### The records
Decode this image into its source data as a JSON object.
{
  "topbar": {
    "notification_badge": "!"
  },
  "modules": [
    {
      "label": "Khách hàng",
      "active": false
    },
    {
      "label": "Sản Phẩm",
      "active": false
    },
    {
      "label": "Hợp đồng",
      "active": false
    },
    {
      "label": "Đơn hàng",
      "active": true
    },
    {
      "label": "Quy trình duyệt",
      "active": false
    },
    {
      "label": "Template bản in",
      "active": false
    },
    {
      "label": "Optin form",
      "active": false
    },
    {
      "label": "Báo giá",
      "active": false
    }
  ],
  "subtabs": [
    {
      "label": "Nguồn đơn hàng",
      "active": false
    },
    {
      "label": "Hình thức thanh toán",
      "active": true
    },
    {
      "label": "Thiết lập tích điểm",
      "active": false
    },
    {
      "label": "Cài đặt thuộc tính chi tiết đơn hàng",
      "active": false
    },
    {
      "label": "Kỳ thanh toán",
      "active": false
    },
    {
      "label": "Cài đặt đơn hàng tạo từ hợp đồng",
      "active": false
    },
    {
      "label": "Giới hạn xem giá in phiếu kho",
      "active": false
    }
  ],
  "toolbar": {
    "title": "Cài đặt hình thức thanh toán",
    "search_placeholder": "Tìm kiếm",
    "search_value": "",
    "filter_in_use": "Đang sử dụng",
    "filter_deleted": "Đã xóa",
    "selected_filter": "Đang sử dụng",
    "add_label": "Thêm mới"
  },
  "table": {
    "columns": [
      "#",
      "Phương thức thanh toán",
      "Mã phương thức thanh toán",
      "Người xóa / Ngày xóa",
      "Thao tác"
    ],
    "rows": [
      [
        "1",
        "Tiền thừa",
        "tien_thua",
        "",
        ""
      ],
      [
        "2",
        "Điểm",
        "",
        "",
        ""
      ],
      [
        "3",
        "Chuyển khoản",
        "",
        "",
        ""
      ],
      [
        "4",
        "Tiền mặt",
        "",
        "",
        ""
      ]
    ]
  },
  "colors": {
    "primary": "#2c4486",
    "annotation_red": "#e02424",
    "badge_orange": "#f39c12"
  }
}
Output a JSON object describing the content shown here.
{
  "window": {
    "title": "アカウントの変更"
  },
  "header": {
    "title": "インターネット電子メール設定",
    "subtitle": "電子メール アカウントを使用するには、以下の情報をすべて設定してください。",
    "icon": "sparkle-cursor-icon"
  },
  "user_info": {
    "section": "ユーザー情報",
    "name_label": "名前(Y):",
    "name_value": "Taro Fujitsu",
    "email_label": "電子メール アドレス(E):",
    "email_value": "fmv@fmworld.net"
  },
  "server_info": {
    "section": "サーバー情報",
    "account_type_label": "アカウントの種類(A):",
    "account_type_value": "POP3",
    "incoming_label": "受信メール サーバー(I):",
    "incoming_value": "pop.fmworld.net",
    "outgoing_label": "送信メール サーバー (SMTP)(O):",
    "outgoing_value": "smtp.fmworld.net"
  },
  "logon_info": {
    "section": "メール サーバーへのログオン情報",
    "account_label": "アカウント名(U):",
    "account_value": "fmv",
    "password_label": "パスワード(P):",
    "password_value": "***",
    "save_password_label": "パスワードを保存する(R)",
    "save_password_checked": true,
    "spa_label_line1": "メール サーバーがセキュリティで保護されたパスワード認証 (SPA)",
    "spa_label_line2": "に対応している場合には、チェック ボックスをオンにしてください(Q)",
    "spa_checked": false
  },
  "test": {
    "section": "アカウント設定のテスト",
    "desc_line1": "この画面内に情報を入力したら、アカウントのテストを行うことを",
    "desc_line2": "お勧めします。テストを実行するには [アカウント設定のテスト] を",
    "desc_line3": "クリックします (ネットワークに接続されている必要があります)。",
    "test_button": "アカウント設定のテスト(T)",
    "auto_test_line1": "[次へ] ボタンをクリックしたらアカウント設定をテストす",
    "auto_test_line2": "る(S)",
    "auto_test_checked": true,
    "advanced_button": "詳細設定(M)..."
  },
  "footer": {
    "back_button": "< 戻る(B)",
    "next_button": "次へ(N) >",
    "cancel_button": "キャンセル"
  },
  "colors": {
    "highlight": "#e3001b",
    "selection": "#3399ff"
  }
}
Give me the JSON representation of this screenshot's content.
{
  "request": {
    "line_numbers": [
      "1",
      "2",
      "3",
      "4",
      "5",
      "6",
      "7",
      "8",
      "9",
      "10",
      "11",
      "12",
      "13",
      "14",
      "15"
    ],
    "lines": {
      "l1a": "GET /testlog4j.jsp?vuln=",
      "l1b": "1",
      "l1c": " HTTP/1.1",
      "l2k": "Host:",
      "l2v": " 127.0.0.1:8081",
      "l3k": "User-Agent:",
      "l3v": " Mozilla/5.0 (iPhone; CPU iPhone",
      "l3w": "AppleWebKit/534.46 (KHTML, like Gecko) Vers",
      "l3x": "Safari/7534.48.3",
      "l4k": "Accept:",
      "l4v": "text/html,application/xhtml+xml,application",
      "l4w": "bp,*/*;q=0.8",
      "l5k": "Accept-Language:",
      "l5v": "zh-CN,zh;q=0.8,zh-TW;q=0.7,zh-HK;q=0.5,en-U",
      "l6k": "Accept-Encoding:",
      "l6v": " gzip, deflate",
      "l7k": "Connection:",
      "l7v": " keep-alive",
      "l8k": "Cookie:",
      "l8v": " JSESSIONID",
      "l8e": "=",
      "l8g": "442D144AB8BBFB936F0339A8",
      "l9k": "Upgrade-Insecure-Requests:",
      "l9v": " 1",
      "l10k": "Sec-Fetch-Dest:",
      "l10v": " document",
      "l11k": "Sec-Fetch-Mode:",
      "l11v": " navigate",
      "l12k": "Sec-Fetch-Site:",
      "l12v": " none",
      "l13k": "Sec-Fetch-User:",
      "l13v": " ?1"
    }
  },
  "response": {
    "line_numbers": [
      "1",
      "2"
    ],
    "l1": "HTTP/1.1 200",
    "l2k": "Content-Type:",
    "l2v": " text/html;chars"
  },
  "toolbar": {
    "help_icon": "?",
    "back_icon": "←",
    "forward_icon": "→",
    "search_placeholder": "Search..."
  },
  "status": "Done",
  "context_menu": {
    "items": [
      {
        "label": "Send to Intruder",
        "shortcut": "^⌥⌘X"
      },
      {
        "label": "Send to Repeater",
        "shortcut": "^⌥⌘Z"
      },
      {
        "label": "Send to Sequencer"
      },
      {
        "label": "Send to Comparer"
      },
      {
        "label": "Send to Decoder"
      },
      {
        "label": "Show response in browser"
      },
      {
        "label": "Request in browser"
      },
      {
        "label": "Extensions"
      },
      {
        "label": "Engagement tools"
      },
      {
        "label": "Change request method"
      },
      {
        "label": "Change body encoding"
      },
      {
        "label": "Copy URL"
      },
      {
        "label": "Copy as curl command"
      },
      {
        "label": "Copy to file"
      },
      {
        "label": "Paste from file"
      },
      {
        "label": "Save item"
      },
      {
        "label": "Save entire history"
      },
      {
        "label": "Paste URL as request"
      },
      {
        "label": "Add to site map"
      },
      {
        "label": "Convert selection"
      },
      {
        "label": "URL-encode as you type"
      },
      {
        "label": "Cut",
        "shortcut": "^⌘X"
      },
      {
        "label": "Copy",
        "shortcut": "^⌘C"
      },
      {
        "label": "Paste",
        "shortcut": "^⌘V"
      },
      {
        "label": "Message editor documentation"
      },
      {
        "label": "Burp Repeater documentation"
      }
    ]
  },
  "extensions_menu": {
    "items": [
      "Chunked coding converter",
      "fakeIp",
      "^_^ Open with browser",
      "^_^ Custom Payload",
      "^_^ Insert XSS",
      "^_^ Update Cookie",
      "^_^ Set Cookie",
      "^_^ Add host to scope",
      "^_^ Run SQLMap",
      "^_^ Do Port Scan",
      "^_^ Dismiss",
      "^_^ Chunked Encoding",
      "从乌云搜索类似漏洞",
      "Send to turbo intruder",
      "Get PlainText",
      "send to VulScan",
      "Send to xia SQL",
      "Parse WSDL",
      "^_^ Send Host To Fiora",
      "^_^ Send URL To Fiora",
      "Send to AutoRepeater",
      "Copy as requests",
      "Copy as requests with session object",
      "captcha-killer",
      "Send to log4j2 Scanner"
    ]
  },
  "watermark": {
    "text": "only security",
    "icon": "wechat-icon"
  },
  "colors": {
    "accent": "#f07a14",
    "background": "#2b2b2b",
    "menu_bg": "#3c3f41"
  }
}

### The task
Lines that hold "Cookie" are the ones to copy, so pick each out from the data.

### Written response
      "l8k": "Cookie:",
      "^_^ Update Cookie",
      "^_^ Set Cookie",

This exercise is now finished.